There never was much quiet time in the Brown household. After all, there were five pianos in the house, and usually at least one or two was in use during the day.
“It was definitely a noisy house growing up,” said Ryan Brown, one of the siblings in The 5 Browns. “My parents would have to go outside to talk on the phone just because there was so much noise going on. And our neighbors would actually be able to hear our piano playing two houses down.”
That the Browns, who perform at Cal Poly on Wednesday, had five pianos was impressive enough. But even more remarkable was the fact that five kids managed to learn piano and stick with it.
Playing classical music, nonetheless.
“There was no peer pressure among the five of us,” Ryan Brown said. “There just comes a point somewhere in your teenage years where you have to decide what you want to do, and we all chose the piano.”
Eldest sibling Desirae, now 31, was the first, taking lessons at age 3.
“My mom found a teacher who taught children that young,” she said in a teleconference interview. “I was having a good time, so Deondra thought it was fun, and she started.”
And it went on from there: Gregory, Melody and Ryan would also take up piano.
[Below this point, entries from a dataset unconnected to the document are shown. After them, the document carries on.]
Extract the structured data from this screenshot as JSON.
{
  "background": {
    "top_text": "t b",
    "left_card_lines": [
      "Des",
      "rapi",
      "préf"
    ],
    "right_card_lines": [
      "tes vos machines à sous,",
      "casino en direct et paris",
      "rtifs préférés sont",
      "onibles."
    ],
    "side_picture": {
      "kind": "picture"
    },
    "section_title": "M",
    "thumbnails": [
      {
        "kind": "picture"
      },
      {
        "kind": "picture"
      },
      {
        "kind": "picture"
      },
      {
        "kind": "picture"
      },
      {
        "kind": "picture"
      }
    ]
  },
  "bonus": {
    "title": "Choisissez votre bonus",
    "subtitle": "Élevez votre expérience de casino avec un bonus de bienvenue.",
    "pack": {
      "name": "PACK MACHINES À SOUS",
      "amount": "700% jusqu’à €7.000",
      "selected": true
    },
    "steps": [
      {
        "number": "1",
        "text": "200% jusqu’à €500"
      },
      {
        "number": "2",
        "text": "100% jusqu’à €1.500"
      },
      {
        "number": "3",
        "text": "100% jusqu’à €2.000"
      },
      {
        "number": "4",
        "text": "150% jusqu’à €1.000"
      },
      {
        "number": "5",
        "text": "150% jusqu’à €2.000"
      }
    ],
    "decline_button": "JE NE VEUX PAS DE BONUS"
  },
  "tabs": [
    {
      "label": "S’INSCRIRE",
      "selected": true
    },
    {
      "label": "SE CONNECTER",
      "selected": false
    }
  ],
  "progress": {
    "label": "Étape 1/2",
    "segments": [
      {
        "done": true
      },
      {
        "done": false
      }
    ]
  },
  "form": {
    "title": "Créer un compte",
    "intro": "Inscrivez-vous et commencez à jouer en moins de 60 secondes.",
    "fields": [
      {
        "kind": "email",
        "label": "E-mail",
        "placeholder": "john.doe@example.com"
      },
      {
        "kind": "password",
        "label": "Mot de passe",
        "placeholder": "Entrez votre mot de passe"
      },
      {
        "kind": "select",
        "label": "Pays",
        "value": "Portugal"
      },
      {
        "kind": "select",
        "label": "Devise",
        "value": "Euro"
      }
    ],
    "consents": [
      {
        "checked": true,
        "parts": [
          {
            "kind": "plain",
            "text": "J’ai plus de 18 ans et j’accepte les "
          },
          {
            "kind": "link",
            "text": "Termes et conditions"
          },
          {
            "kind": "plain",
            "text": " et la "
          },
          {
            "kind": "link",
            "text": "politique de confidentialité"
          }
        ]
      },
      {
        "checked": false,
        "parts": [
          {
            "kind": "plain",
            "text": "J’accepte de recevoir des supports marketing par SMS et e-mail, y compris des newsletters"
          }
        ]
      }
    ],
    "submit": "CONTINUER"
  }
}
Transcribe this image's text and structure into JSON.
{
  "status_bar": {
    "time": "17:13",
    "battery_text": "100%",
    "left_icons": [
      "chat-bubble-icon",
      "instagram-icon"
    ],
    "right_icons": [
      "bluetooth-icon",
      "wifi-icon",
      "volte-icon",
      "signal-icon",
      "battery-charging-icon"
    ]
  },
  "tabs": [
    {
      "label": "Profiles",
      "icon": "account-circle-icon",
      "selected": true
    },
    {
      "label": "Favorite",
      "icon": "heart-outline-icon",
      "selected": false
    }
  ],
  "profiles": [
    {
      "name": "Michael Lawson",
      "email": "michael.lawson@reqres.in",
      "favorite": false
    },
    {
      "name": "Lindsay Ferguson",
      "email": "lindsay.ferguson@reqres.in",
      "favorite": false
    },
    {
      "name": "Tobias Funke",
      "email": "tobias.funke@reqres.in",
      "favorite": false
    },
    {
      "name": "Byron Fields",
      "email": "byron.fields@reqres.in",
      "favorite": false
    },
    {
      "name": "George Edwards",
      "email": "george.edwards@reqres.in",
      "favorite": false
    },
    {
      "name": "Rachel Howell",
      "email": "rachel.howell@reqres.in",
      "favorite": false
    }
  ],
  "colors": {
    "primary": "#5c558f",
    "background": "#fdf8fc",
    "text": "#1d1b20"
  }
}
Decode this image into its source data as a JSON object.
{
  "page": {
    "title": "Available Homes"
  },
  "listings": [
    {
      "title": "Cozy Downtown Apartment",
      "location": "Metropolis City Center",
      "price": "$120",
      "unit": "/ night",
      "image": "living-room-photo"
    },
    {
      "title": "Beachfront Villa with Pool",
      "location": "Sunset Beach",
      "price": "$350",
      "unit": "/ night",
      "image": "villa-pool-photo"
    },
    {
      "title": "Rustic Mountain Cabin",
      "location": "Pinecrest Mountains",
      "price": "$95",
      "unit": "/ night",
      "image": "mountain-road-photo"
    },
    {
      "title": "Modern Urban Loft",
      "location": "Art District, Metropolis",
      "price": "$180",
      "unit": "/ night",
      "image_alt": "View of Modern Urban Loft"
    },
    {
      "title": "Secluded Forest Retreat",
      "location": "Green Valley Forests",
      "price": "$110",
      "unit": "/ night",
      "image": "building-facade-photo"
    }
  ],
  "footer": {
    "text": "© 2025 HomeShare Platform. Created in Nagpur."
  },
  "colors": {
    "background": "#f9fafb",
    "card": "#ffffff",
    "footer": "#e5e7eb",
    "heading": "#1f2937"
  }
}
And amazingly, they would all wind up at the Julliard School, a prestigious music conservatory in New York, where they quickly earned the distinction of being the only five siblings to attend Julliard at the same time.
After college, the siblings from Utah signed a five-CD deal with BMG/RCA Red Seal. And soon, the siblings found themselves in a place few classical musicians ever wind up: In the national spotlight.
Appearances on “Oprah,” “The Tonight Show with Jay Leno,” and “60 Minutes” were accompanied by print pieces in Entertainment Weekly, Parade and People.
“It was amazing to be on some really cool TV shows,” said Ryan Brown. “Like Jay Leno, with our opening CD. That was a show that we grew up with.”
In concert, individual players will have solos or duets. But mostly, The 5 Browns play at the same time. And it’s always classical.
“We enjoy listening to other music,” Ryan Brown said. “All of us are really big fans of Coldplay, so every once in a while during a rehearsal, we’ll mess around and play some Coldplay or something like that. But we stick strictly to classical in our concerts.”
That loyalty to classical music — and their casual attire and personable approach— has attracted lots of younger fans.
“We want them to relax and have a good time,” Desirae Brown said. “I think there’s this impression that you should be super-educated or know a lot about music to really enjoy classical music, and that’s just not the case.”
Their mother, the catalyst of their musical careers, was a vocal performance major in college. But none of the Browns sing onstage.
“We do it in the privacy of our own homes,” said sibling Deondra Brown. “We won’t subject anyone to that.”
No longer college kids, the Brown siblings — all married now — live about 30 minutes apart, in different homes in Utah.
“My mother-in-law is actually giving up her basement, where she’s allowing us to keep five pianos so we can rehearse together,” Ryan Brown said.
While Mormon men usually take two years to performmission work, the two in the Brown family chose not to. Still, Ryan Brown said, the siblings feel indebted to their church.
“Music can be spiritual, and we definitely all five feel that when we play,” he said. “We hope to reach people in different ways, music being one of them.”